What happens if I want something in my divorce agreement that I’ve never heard of someone doing before?

One of the great things about mediation is that you can get creative and “think outside the box” about what works best for you and your family. In mediation, there is time to consider and fine-tune multiple alternatives before making a final decision. Because of this more open and fluid process, clients often come up with solutions that may not have even been considered in a traditional divorce or separation settlement.

How much does mediation cost?

Mediation usually costs far less than a litigated divorce or separation. In litigation, each party pays his or her own attorney an hourly rate to act as an advocate and counsel for that individual, including gathering evidence, conducting depositions, and writing proposals that may be accepted or rejected by the other party. In mediation, you and your ex-partner pay one hourly fee together (a substantially lower fee than most family attorneys charge) as you work together toward a single written agreement. The process is not only less expensive by the hour, but also is typically far more time-efficient, compounding the savings. See the Fees & Services page for more details about FFM’s fees.

Is mediation right for everyone?

No, it’s not, but for most people who are involved in a “typical” divorce or separation, it’s a great option. Mediation is not right for couples where there is an extreme imbalance of power (as in some domestic violence cases), where people are not able to make functional decisions for themselves (as in some cases of severe mental illness or alcohol or drug addiction), and in some other circumstances. But for adults who are able to think clearly and speak for themselves about what they would like to see happen, it is usually appropriate.

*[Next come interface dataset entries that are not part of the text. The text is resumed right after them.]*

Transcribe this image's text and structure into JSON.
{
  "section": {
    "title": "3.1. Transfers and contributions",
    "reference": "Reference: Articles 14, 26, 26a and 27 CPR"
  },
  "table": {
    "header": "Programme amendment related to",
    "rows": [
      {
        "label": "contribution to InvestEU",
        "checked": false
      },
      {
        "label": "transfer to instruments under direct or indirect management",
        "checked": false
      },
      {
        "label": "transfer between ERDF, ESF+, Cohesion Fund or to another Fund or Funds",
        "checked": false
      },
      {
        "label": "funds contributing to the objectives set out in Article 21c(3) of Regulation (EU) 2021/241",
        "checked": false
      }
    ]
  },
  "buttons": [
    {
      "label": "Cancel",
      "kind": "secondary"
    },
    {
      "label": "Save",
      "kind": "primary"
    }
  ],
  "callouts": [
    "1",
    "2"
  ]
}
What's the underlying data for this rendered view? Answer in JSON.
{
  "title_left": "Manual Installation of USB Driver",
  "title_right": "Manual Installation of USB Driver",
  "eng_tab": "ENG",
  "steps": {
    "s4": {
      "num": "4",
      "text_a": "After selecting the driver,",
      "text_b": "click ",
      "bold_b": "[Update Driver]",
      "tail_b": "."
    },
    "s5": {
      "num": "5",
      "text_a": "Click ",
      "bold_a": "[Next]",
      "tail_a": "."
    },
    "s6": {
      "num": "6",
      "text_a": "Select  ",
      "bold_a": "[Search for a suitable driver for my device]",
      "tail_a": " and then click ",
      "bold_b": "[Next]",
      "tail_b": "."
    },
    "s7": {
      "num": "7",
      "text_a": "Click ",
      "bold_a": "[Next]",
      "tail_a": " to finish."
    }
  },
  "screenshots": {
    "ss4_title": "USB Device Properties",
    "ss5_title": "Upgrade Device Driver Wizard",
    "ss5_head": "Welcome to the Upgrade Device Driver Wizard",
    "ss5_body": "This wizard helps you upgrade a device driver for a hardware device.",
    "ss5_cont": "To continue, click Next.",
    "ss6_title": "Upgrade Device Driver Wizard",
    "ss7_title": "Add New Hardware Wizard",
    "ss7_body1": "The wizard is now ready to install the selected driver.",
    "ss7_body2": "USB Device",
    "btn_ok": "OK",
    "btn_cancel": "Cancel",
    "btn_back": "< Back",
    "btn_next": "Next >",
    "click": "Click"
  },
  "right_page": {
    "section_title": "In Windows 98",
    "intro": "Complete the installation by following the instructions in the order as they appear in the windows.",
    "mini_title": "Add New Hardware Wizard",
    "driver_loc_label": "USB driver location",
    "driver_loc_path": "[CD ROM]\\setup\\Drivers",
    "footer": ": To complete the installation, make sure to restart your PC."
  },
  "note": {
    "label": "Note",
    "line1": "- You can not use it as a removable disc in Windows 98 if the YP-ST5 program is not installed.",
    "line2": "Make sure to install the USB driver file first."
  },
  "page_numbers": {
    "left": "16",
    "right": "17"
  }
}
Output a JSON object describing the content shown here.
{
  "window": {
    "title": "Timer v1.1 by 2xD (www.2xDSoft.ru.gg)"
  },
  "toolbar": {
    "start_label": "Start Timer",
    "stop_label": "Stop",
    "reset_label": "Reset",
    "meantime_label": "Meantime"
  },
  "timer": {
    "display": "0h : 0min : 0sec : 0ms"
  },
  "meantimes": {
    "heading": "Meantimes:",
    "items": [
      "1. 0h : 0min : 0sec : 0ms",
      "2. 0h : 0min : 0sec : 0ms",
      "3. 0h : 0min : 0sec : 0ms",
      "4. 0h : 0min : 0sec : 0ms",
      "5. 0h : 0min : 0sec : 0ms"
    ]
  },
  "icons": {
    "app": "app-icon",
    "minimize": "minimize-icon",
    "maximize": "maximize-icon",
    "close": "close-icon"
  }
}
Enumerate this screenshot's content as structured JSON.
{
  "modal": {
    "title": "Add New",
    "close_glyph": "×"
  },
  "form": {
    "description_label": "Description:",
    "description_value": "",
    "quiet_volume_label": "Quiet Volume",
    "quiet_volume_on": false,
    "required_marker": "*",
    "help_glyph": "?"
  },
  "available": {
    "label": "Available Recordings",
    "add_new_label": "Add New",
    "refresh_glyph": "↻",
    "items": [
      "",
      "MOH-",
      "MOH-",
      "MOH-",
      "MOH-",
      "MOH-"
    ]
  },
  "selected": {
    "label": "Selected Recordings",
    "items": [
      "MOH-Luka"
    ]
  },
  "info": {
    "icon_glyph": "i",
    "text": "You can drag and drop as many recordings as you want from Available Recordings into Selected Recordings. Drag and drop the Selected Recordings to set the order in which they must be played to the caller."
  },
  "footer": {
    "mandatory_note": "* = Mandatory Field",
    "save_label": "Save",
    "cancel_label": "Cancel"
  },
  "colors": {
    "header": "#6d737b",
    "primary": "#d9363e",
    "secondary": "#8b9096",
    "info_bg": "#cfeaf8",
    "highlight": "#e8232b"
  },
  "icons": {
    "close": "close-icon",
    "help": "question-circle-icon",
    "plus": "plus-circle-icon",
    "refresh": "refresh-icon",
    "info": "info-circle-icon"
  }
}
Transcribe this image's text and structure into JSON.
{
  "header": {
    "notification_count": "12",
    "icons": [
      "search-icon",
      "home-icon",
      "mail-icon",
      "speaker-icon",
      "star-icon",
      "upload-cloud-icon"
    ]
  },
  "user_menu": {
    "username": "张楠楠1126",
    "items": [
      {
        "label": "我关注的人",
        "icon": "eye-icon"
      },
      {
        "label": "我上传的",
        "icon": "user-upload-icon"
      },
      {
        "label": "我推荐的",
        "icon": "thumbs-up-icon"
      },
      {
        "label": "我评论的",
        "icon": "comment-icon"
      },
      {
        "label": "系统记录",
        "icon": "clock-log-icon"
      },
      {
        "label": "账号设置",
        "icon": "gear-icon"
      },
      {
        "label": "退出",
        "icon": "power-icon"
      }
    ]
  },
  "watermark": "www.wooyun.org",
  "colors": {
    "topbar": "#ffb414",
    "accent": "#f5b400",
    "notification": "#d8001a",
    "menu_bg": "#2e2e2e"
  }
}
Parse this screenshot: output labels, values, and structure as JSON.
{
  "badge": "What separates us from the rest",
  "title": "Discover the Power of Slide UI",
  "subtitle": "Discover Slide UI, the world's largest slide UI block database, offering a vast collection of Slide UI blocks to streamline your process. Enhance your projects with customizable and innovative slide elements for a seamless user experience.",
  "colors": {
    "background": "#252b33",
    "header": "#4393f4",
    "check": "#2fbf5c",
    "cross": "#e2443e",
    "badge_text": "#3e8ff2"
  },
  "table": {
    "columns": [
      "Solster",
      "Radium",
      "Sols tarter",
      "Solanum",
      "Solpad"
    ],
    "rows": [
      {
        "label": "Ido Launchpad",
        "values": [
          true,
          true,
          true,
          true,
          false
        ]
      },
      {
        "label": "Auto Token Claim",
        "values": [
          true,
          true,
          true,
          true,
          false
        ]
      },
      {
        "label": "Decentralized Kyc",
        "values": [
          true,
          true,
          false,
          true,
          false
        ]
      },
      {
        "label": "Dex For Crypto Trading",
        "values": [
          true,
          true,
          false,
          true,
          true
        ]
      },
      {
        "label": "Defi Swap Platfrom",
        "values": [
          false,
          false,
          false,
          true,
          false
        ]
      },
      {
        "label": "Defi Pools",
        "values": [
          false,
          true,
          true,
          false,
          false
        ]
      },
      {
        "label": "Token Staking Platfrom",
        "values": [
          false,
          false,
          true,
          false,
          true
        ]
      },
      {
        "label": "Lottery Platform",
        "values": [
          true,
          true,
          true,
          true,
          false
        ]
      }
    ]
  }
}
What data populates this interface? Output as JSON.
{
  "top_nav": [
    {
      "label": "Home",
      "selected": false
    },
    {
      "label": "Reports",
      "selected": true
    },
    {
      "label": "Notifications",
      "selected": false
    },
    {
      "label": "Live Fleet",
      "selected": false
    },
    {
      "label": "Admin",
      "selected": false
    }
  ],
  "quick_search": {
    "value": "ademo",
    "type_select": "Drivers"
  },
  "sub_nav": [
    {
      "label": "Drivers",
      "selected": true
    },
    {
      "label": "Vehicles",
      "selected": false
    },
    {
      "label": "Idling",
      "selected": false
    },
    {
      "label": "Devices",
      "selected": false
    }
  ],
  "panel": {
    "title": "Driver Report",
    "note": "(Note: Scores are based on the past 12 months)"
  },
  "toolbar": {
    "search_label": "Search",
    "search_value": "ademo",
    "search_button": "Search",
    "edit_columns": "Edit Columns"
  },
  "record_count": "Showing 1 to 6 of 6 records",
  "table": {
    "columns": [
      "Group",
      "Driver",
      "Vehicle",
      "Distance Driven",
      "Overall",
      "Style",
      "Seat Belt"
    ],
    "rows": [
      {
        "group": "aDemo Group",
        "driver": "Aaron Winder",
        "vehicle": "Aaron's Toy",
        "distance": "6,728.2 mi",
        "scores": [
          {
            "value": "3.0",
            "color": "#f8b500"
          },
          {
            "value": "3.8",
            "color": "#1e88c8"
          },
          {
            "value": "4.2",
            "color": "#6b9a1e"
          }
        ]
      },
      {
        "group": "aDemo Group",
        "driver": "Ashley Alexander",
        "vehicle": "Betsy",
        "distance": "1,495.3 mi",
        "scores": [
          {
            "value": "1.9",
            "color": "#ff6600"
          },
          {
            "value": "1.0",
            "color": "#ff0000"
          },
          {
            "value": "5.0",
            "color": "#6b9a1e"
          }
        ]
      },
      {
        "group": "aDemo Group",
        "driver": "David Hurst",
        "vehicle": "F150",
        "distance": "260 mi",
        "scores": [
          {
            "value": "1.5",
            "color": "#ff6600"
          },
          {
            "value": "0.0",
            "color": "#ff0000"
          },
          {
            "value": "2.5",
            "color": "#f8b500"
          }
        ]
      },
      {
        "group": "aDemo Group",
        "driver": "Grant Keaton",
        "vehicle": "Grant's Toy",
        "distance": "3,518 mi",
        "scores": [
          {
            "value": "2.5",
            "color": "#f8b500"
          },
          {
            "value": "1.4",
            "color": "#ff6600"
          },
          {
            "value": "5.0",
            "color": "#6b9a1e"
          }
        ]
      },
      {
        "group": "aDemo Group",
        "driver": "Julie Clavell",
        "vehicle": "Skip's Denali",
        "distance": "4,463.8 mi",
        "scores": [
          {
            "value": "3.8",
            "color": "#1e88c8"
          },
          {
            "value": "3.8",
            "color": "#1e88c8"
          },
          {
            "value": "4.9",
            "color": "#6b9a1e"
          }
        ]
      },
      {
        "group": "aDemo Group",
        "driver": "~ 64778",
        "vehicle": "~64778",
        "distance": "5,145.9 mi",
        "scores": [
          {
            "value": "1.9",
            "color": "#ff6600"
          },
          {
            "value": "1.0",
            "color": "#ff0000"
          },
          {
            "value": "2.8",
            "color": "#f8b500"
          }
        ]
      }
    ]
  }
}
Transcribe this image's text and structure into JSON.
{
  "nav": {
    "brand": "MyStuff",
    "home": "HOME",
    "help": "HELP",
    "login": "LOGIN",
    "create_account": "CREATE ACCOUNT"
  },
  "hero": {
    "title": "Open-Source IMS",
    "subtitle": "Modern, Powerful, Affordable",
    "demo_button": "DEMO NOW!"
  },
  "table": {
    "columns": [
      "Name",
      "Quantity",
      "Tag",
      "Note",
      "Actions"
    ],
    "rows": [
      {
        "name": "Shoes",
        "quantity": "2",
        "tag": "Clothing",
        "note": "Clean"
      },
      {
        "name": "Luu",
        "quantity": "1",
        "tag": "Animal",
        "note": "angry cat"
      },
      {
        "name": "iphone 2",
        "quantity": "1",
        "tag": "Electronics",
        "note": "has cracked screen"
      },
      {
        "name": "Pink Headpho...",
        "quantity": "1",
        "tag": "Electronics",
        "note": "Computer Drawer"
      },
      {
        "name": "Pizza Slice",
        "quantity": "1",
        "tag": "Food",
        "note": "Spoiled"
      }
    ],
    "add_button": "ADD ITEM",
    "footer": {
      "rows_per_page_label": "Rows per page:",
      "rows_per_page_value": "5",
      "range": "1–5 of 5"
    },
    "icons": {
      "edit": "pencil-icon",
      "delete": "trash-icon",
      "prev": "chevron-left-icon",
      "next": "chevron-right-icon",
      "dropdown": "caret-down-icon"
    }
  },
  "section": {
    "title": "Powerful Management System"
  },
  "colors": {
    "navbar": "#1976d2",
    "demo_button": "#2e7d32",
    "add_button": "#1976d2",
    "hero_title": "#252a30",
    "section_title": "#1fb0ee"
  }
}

I’m overwhelmed by the emotions and information overload of divorce and separation. can mediation really work for me?

Yes, it probably can. Divorce can be incredibly stressful, and it is typical to feel overwhelmed and volatile at times. Mediation provides a way of putting a constructive framework around a lot of what you are feeling and experiencing. Mediation is not psychotherapy, but many people find that they feel calmer and more in control after mediation, knowing that they have managed the crisis of divorce or separation as well as they could with the help of an informed professional. It can also be useful to seek support from a mental health professional and/or support group as you get through the separation. It’s a lot to handle, and there is no shame in seeking help as an individual to better manage the stress.

can you provide me with legal advice?

No, I cannot. For starters, I not an attorney (my educational background is in clinical psychology). But even if I were a lawyer, mediators (even when they are attorney-mediators) are not permitted to give legal advice. This is in part because the mediator is to remain completely neutral, not making predictions or recommendations about the case. Plus, the mediator works for both parties and serves the process as a whole, not either person individually. However, a mediator can give you straightforward facts about the laws governing divorce and custody in Virginia so that you can be more informed. Additionally, a mediator can help you brainstorm potential solutions to the issues you are facing, drawing in part on his or her experience with other families in similar situations.

What if we can’t agree?

It’s okay to try mediation and not completely come to agreement, although I hope you will find that you resolve more issues than you thought might be possible. Remember that even if you don’t come to full agreement, you will probably leave mediation with a better understanding of the problems at hand and a better sense of what is most important to you as you move forward in other ways. Also, please be sure to see the other sections on this page about confidentiality and the court process for more information about what will (and won’t) happen if you don’t reach full agreement in mediation.